● TASK TO COMPLETE: Copy each line from the entries that the word "июня" appears in.

● PROVIDED DATA:
::::

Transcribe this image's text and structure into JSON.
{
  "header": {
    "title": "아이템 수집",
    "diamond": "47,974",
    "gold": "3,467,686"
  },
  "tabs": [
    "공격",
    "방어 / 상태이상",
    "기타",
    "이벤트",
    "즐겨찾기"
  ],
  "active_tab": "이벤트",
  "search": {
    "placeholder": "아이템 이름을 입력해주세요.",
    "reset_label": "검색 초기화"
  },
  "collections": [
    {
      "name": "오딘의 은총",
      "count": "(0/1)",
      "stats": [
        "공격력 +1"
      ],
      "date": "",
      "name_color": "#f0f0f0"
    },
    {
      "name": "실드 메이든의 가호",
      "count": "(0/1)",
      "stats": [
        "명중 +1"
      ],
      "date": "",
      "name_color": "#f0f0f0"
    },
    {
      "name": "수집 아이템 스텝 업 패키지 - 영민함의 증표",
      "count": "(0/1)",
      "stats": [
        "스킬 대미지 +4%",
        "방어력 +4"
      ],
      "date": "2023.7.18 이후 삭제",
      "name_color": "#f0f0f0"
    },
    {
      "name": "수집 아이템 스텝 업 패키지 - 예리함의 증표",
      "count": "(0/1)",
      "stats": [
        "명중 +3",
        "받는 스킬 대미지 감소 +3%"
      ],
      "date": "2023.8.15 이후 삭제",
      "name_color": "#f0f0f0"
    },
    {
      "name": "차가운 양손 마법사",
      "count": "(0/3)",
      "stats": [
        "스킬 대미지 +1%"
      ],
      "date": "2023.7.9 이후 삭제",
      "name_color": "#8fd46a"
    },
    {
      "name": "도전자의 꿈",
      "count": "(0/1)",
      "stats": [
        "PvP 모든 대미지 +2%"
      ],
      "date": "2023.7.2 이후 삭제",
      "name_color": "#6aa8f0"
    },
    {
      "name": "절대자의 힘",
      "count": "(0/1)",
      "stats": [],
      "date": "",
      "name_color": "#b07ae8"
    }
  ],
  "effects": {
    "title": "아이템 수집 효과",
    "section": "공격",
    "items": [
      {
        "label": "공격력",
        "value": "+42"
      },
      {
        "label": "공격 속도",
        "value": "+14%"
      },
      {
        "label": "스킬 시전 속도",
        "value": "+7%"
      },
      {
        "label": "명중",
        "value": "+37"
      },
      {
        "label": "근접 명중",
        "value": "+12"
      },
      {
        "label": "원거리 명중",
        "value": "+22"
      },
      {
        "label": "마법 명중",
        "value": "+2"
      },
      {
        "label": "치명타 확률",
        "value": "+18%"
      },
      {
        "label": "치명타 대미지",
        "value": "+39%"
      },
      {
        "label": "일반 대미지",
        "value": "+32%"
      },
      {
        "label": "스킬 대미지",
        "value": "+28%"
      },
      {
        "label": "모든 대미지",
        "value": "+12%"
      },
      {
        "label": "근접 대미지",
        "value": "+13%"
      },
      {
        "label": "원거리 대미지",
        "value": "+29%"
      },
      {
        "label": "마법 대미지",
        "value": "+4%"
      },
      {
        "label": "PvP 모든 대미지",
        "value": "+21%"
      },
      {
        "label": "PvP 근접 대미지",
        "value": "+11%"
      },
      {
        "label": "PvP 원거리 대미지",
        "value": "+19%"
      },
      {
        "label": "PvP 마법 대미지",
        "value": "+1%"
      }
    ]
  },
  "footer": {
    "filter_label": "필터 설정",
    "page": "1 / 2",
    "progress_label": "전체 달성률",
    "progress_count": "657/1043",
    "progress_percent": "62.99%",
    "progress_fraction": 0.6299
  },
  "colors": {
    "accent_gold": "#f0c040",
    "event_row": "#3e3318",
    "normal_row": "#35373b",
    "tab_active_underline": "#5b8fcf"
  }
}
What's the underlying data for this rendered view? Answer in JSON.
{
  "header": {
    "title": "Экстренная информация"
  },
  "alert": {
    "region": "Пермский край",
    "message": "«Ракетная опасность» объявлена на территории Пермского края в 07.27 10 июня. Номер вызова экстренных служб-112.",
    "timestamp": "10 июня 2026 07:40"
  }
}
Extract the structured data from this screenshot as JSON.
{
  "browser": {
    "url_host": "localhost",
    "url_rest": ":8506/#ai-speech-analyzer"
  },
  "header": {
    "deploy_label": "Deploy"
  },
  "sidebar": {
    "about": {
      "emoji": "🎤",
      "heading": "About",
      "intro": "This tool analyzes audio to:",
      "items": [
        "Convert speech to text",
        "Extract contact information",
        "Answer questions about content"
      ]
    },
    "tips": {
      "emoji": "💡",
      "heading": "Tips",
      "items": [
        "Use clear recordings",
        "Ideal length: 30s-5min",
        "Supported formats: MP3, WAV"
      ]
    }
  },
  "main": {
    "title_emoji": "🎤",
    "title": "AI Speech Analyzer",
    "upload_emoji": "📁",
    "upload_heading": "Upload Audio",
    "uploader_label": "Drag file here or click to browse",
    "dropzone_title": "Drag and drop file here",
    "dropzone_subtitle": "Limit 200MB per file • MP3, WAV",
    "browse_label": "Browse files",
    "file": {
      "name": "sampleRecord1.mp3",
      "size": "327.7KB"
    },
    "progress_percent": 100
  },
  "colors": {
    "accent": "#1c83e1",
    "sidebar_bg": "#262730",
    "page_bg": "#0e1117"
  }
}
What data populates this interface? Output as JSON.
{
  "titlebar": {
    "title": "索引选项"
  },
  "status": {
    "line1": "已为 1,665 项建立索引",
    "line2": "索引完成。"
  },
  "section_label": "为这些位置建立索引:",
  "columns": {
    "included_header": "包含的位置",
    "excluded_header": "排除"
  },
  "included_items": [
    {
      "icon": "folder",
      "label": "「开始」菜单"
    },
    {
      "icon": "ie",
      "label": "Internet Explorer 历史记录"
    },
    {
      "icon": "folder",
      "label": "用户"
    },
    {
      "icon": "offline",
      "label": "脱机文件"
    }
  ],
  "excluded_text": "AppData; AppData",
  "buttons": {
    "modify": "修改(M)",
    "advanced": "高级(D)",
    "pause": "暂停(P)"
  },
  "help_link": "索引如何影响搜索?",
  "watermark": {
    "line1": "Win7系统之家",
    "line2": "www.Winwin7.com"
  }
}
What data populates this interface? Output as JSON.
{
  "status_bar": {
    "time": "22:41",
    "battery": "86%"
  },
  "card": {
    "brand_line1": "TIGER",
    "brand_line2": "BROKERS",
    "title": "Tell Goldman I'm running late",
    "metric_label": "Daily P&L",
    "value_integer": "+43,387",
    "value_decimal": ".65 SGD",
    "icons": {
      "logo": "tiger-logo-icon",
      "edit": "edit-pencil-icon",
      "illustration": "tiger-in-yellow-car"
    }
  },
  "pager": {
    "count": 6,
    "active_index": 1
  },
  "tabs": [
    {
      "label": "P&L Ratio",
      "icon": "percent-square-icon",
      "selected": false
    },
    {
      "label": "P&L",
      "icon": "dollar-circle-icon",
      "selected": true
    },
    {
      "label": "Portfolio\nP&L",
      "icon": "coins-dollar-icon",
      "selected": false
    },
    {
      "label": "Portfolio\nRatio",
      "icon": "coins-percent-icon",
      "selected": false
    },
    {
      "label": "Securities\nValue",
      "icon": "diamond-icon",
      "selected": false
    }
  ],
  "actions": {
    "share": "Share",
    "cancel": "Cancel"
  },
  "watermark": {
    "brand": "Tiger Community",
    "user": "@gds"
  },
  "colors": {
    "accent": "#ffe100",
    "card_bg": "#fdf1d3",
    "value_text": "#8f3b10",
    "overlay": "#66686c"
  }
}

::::

● TASK ANSWER:
    "message": "«Ракетная опасность» объявлена на территории Пермского края в 07.27 10 июня. Номер вызова экстренных служб-112.",
    "timestamp": "10 июня 2026 07:40"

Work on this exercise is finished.